Etienne Decroux’s dramatic corporeal mime is taking the body as a main means of expression and the actor as a starting point for creation with the aim of “making the invisible visible” (Etienne Decroux), of allowing the actor to show thought through movement.
Corporeal mimes seek to express abstract and universal ideas and emotions through codified movements of the entire body (but most especially the trunk—the face and hands are confined to a secondary role in this movement form).
In my dissertation I show the connection between the work of an animator and Decroux’s “Esprit géomètrique”. Etienne Decroux created a specific movement-plasticity and spatial integration by unfolding the body into the spatial dimension by dividing the space into vertical, horizontal and diagonal ( “jugèes idèales”). The anatomically induced movement must be inserted into the structure specified here. The interfaces between the spatial orientation and the body orientation are the pivot points, which can be arbitrarily determined as axes of motion. The zero line can be at the elbow, wrist or fingertip. This body part is fixed point (point fixe) and is then maintained throughout the entire movement process, so that the body as a whole is subject to this definition.
The “grammar of the Mime” are specific terms in a system of geometrical fit of the body, and should place the gymnastic and articulation of the movement according to the “mime corporel.” There are specific descriptions for all types of translation. They differentiate whether the moving organ is set completely (Sommets fixées absoluteuts), only at the base (base fixé) or its center (milieu fixé), whether other parts can be compensated for (Bases fixées relatives), whether the translation is strictly horizontal (Translation sur droite) or other parts move vertically (Translation sur rond), etc.
When a hand is supported on an imaginary wall, the body will shape its radius of motion within the framework of the anatomical possibilities of the fixed point (hand). By Contrepoids, which is called counterweight, pressure or tension can be shown. All the illusionistic style pantomimes, such as “climb stairs”, “walking on the spot,” “pulling rope,” etc. are based on a combination of point fixes and contrepoids. The fulfillment of the aesthetic presupposition of the “pure line” can only take place when the body is inserted into the geometrical structure. “Étroits couloirs”, the geometric structure is the framework of the fixed axes of space and imaginary surfaces, the corridors and the directions of power.
Inclination, translation and rotation
Any person, who works with 3D software already know translation, rotation and inclination through the basic manipulators. The goal is getting Animators off the chair and actually doing exercises to develop their own body consciousness.
Exercise, which is also called geometrical mime, allows us to build the mime technique completely. In addition to Etienne Decroux’s basic principles, some exercises have been added.
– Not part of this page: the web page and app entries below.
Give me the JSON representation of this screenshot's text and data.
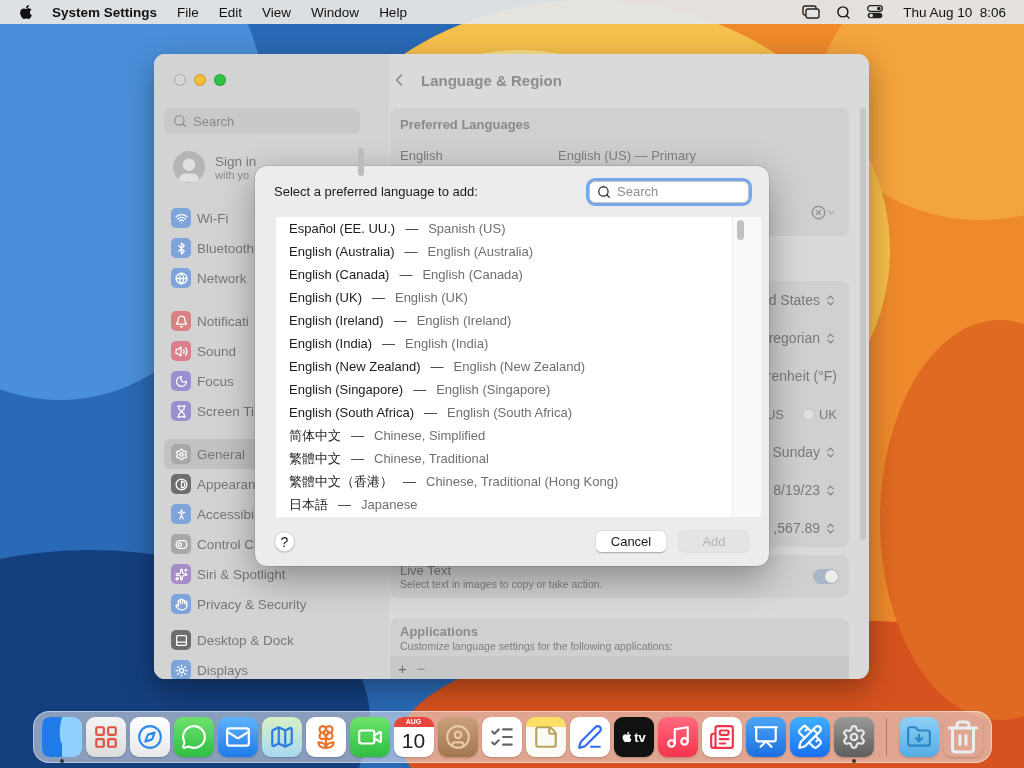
{
  "menu_bar": {
    "app_name": "System Settings",
    "menus": [
      "File",
      "Edit",
      "View",
      "Window",
      "Help"
    ],
    "clock": "Thu Aug 10  8:06"
  },
  "window": {
    "sidebar": {
      "search": {
        "placeholder": "Search"
      },
      "account": {
        "title": "Sign in",
        "subtitle": "with yo"
      },
      "groups": [
        {
          "items": [
            {
              "kind": "wifi",
              "label": "Wi-Fi",
              "color": "#7fa4d9",
              "selected": false
            },
            {
              "kind": "bluetooth",
              "label": "Bluetooth",
              "color": "#7fa4d9",
              "selected": false
            },
            {
              "kind": "network",
              "label": "Network",
              "color": "#7fa4d9",
              "selected": false
            }
          ]
        },
        {
          "items": [
            {
              "kind": "notifications",
              "label": "Notificati",
              "color": "#d98080",
              "selected": false
            },
            {
              "kind": "sound",
              "label": "Sound",
              "color": "#d9808f",
              "selected": false
            },
            {
              "kind": "focus",
              "label": "Focus",
              "color": "#9b8fd0",
              "selected": false
            },
            {
              "kind": "screentime",
              "label": "Screen Ti",
              "color": "#9b8fd0",
              "selected": false
            }
          ]
        },
        {
          "items": [
            {
              "kind": "general",
              "label": "General",
              "color": "#a8a8a8",
              "selected": true
            },
            {
              "kind": "appearance",
              "label": "Appearan",
              "color": "#6e6e6e",
              "selected": false
            },
            {
              "kind": "accessibility",
              "label": "Accessibi",
              "color": "#7fa4d9",
              "selected": false
            },
            {
              "kind": "controlcenter",
              "label": "Control C",
              "color": "#a8a8a8",
              "selected": false
            },
            {
              "kind": "siri",
              "label": "Siri & Spotlight",
              "color": "#a68cc8",
              "selected": false
            },
            {
              "kind": "privacy",
              "label": "Privacy & Security",
              "color": "#7fa4d9",
              "selected": false
            }
          ]
        },
        {
          "items": [
            {
              "kind": "desktopdock",
              "label": "Desktop & Dock",
              "color": "#6e6e6e",
              "selected": false
            },
            {
              "kind": "displays",
              "label": "Displays",
              "color": "#7fa4d9",
              "selected": false
            }
          ]
        }
      ]
    },
    "content": {
      "title": "Language & Region",
      "preferred_languages": {
        "heading": "Preferred Languages",
        "rows": [
          {
            "name": "English",
            "detail": "English (US) — Primary"
          }
        ]
      },
      "region_settings": [
        {
          "kind": "popup",
          "value": "d States"
        },
        {
          "kind": "popup",
          "value": "regorian"
        },
        {
          "kind": "text",
          "value": "renheit (°F)"
        },
        {
          "kind": "radios",
          "options": [
            {
              "label": "US"
            },
            {
              "label": "UK",
              "selected": false
            }
          ]
        },
        {
          "kind": "popup",
          "value": "Sunday"
        },
        {
          "kind": "popup",
          "value": "8/19/23"
        },
        {
          "kind": "popup",
          "value": ",567.89"
        }
      ],
      "live_text": {
        "title": "Live Text",
        "subtitle": "Select text in images to copy or take action.",
        "on": true
      },
      "applications": {
        "heading": "Applications",
        "subtitle": "Customize language settings for the following applications:",
        "tools": [
          "+",
          "−"
        ]
      }
    }
  },
  "dialog": {
    "title": "Select a preferred language to add:",
    "search": {
      "placeholder": "Search"
    },
    "languages": [
      {
        "name": "Español (EE. UU.)",
        "separator": "—",
        "english": "Spanish (US)"
      },
      {
        "name": "English (Australia)",
        "separator": "—",
        "english": "English (Australia)"
      },
      {
        "name": "English (Canada)",
        "separator": "—",
        "english": "English (Canada)"
      },
      {
        "name": "English (UK)",
        "separator": "—",
        "english": "English (UK)"
      },
      {
        "name": "English (Ireland)",
        "separator": "—",
        "english": "English (Ireland)"
      },
      {
        "name": "English (India)",
        "separator": "—",
        "english": "English (India)"
      },
      {
        "name": "English (New Zealand)",
        "separator": "—",
        "english": "English (New Zealand)"
      },
      {
        "name": "English (Singapore)",
        "separator": "—",
        "english": "English (Singapore)"
      },
      {
        "name": "English (South Africa)",
        "separator": "—",
        "english": "English (South Africa)"
      },
      {
        "name": "简体中文",
        "separator": "—",
        "english": "Chinese, Simplified"
      },
      {
        "name": "繁體中文",
        "separator": "—",
        "english": "Chinese, Traditional"
      },
      {
        "name": "繁體中文（香港）",
        "separator": "—",
        "english": "Chinese, Traditional (Hong Kong)"
      },
      {
        "name": "日本語",
        "separator": "—",
        "english": "Japanese"
      }
    ],
    "help": "?",
    "buttons": [
      {
        "label": "Cancel",
        "disabled": false
      },
      {
        "label": "Add",
        "disabled": true
      }
    ]
  },
  "dock": {
    "apps": [
      {
        "kind": "finder",
        "running": true
      },
      {
        "kind": "launchpad",
        "running": false
      },
      {
        "kind": "safari",
        "running": false
      },
      {
        "kind": "messages",
        "running": false
      },
      {
        "kind": "mail",
        "running": false
      },
      {
        "kind": "maps",
        "running": false
      },
      {
        "kind": "photos",
        "running": false
      },
      {
        "kind": "facetime",
        "running": false
      },
      {
        "kind": "calendar",
        "month": "AUG",
        "day": "10",
        "running": false
      },
      {
        "kind": "contacts",
        "running": false
      },
      {
        "kind": "reminders",
        "running": false
      },
      {
        "kind": "notes",
        "running": false
      },
      {
        "kind": "freeform",
        "running": false
      },
      {
        "kind": "tv",
        "label": "tv",
        "running": false
      },
      {
        "kind": "music",
        "running": false
      },
      {
        "kind": "news",
        "running": false
      },
      {
        "kind": "keynote",
        "running": false
      },
      {
        "kind": "appstore",
        "running": false
      },
      {
        "kind": "settings",
        "running": true
      }
    ],
    "stacks": [
      {
        "kind": "downloads"
      },
      {
        "kind": "trash"
      }
    ]
  }
}
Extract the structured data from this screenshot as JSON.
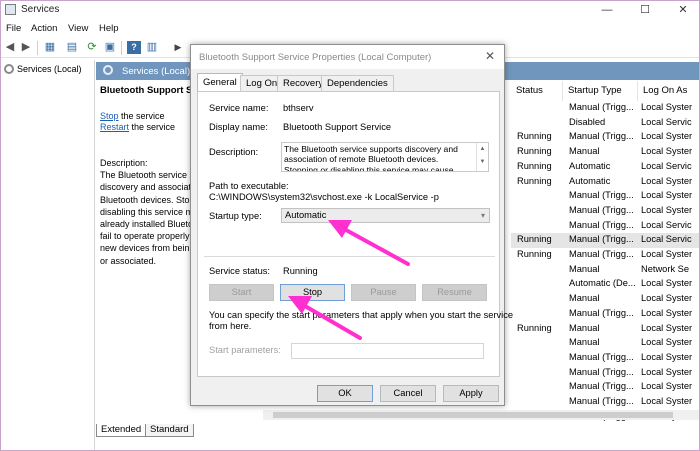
{
  "window": {
    "title": "Services",
    "controls": {
      "minimize": "—",
      "maximize": "☐",
      "close": "✕"
    }
  },
  "menu": [
    "File",
    "Action",
    "View",
    "Help"
  ],
  "tree": {
    "root_label": "Services (Local)"
  },
  "pane": {
    "header_title": "Services (Local)",
    "selected_service_title": "Bluetooth Support Se",
    "stop_link": "Stop",
    "stop_suffix": " the service",
    "restart_link": "Restart",
    "restart_suffix": " the service",
    "description_lines": [
      "Description:",
      "The Bluetooth service s",
      "discovery and associati",
      "Bluetooth devices.  Sto",
      "disabling this service m",
      "already installed Blueto",
      "fail to operate properly",
      "new devices from bein",
      "or associated."
    ]
  },
  "list": {
    "columns": [
      "Status",
      "Startup Type",
      "Log On As"
    ],
    "rows": [
      {
        "status": "",
        "startup": "Manual (Trigg...",
        "logon": "Local Syster"
      },
      {
        "status": "",
        "startup": "Disabled",
        "logon": "Local Servic"
      },
      {
        "status": "Running",
        "startup": "Manual (Trigg...",
        "logon": "Local Syster"
      },
      {
        "status": "Running",
        "startup": "Manual",
        "logon": "Local Syster"
      },
      {
        "status": "Running",
        "startup": "Automatic",
        "logon": "Local Servic"
      },
      {
        "status": "Running",
        "startup": "Automatic",
        "logon": "Local Syster"
      },
      {
        "status": "",
        "startup": "Manual (Trigg...",
        "logon": "Local Syster"
      },
      {
        "status": "",
        "startup": "Manual (Trigg...",
        "logon": "Local Syster"
      },
      {
        "status": "",
        "startup": "Manual (Trigg...",
        "logon": "Local Servic"
      },
      {
        "status": "Running",
        "startup": "Manual (Trigg...",
        "logon": "Local Servic",
        "selected": true
      },
      {
        "status": "Running",
        "startup": "Manual (Trigg...",
        "logon": "Local Syster"
      },
      {
        "status": "",
        "startup": "Manual",
        "logon": "Network Se"
      },
      {
        "status": "",
        "startup": "Automatic (De...",
        "logon": "Local Syster"
      },
      {
        "status": "",
        "startup": "Manual",
        "logon": "Local Syster"
      },
      {
        "status": "",
        "startup": "Manual (Trigg...",
        "logon": "Local Syster"
      },
      {
        "status": "Running",
        "startup": "Manual",
        "logon": "Local Syster"
      },
      {
        "status": "",
        "startup": "Manual",
        "logon": "Local Syster"
      },
      {
        "status": "",
        "startup": "Manual (Trigg...",
        "logon": "Local Syster"
      },
      {
        "status": "",
        "startup": "Manual (Trigg...",
        "logon": "Local Syster"
      },
      {
        "status": "",
        "startup": "Manual (Trigg...",
        "logon": "Local Syster"
      },
      {
        "status": "",
        "startup": "Manual (Trigg...",
        "logon": "Local Syster"
      },
      {
        "status": "",
        "startup": "Manual (Trigg...",
        "logon": "Local Syster"
      }
    ]
  },
  "bottom_tabs": [
    "Extended",
    "Standard"
  ],
  "dialog": {
    "title": "Bluetooth Support Service Properties (Local Computer)",
    "tabs": [
      "General",
      "Log On",
      "Recovery",
      "Dependencies"
    ],
    "service_name_label": "Service name:",
    "service_name": "bthserv",
    "display_name_label": "Display name:",
    "display_name": "Bluetooth Support Service",
    "description_label": "Description:",
    "description": "The Bluetooth service supports discovery and association of remote Bluetooth devices.  Stopping or disabling this service may cause already installed",
    "path_label": "Path to executable:",
    "path": "C:\\WINDOWS\\system32\\svchost.exe -k LocalService -p",
    "startup_type_label": "Startup type:",
    "startup_type": "Automatic",
    "service_status_label": "Service status:",
    "service_status": "Running",
    "buttons": {
      "start": "Start",
      "stop": "Stop",
      "pause": "Pause",
      "resume": "Resume"
    },
    "hint_line1": "You can specify the start parameters that apply when you start the service",
    "hint_line2": "from here.",
    "start_params_label": "Start parameters:",
    "start_params_value": "",
    "ok": "OK",
    "cancel": "Cancel",
    "apply": "Apply"
  },
  "colors": {
    "accent_pane_header": "#7196bd",
    "annotation_arrow": "#ff2fd0",
    "link": "#1a5fb4"
  }
}
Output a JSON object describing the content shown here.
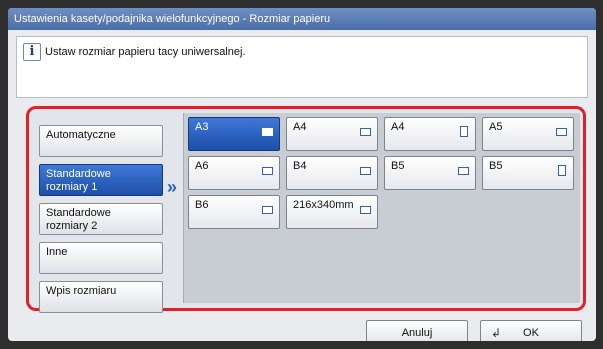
{
  "window": {
    "title": "Ustawienia kasety/podajnika wielofunkcyjnego - Rozmiar papieru"
  },
  "message": {
    "icon": "info-icon",
    "text": "Ustaw rozmiar papieru tacy uniwersalnej."
  },
  "categories": [
    {
      "label": "Automatyczne",
      "selected": false
    },
    {
      "label": "Standardowe rozmiary 1",
      "selected": true
    },
    {
      "label": "Standardowe rozmiary 2",
      "selected": false
    },
    {
      "label": "Inne",
      "selected": false
    },
    {
      "label": "Wpis rozmiaru",
      "selected": false
    }
  ],
  "paper_sizes": [
    {
      "label": "A3",
      "orientation": "landscape",
      "selected": true
    },
    {
      "label": "A4",
      "orientation": "landscape",
      "selected": false
    },
    {
      "label": "A4",
      "orientation": "portrait",
      "selected": false
    },
    {
      "label": "A5",
      "orientation": "landscape",
      "selected": false
    },
    {
      "label": "A6",
      "orientation": "landscape",
      "selected": false
    },
    {
      "label": "B4",
      "orientation": "landscape",
      "selected": false
    },
    {
      "label": "B5",
      "orientation": "landscape",
      "selected": false
    },
    {
      "label": "B5",
      "orientation": "portrait",
      "selected": false
    },
    {
      "label": "B6",
      "orientation": "landscape",
      "selected": false
    },
    {
      "label": "216x340mm",
      "orientation": "landscape",
      "selected": false
    }
  ],
  "footer": {
    "cancel_label": "Anuluj",
    "ok_label": "OK"
  },
  "colors": {
    "accent": "#1d4fa8",
    "highlight": "#e0202a",
    "title": "#4a6ea8"
  }
}
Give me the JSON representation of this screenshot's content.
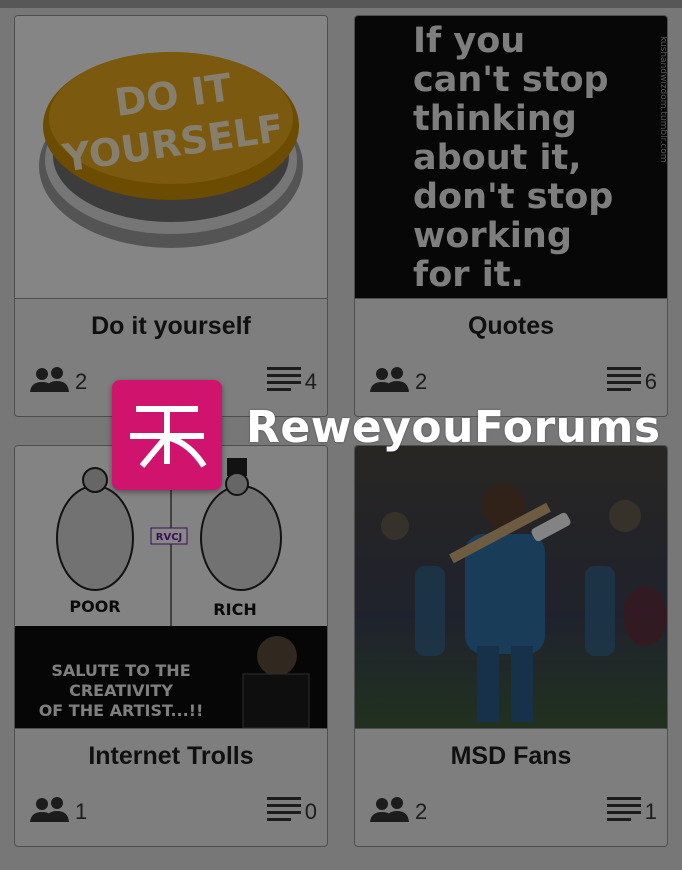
{
  "brand": {
    "name": "ReweyouForums",
    "logo_color": "#d0136c"
  },
  "cards": [
    {
      "title": "Do it yourself",
      "members": "2",
      "topics": "4",
      "image_text": [
        "DO IT",
        "YOURSELF"
      ]
    },
    {
      "title": "Quotes",
      "members": "2",
      "topics": "6",
      "image_text": [
        "If you",
        "can't stop",
        "thinking",
        "about it,",
        "don't stop",
        "working",
        "for it."
      ],
      "image_watermark": "kushandwizdom.tumblr.com"
    },
    {
      "title": "Internet Trolls",
      "members": "1",
      "topics": "0",
      "image_text": [
        "POOR",
        "RICH",
        "SALUTE TO THE",
        "CREATIVITY",
        "OF THE ARTIST...!!",
        "RVCJ"
      ]
    },
    {
      "title": "MSD Fans",
      "members": "2",
      "topics": "1"
    }
  ],
  "icons": {
    "members": "people-icon",
    "topics": "list-icon"
  }
}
The exercises should be carried out as plain as explained. As soon as the approaching Mime has mastered the basic exercises, he/she is encouraged to combine as much as possible and to seek variations. These exercises can be rehearsed in a simple manner with a metronome or with the aid of a drum set, first from stage to stage, after a certain number of counts, then smoothly in the course of the counts in repetition (for example, eight counts).
In my dissertation, I explain basic exercises and its extensions in detail, step by step. To make it easier to understand, I created the character “Mime Corporel”.
Mime Corporel verOne
This example shows stills of different time frames of “Pull”, particularly lifting a bucket.
Mime Corporel verTwo
Some years later, I redesigned the character entirely to make it suitable to work with motion capture. Following clip will show this character in action. A dance performance recorded via motion capture, while the character was connected for real-time projection: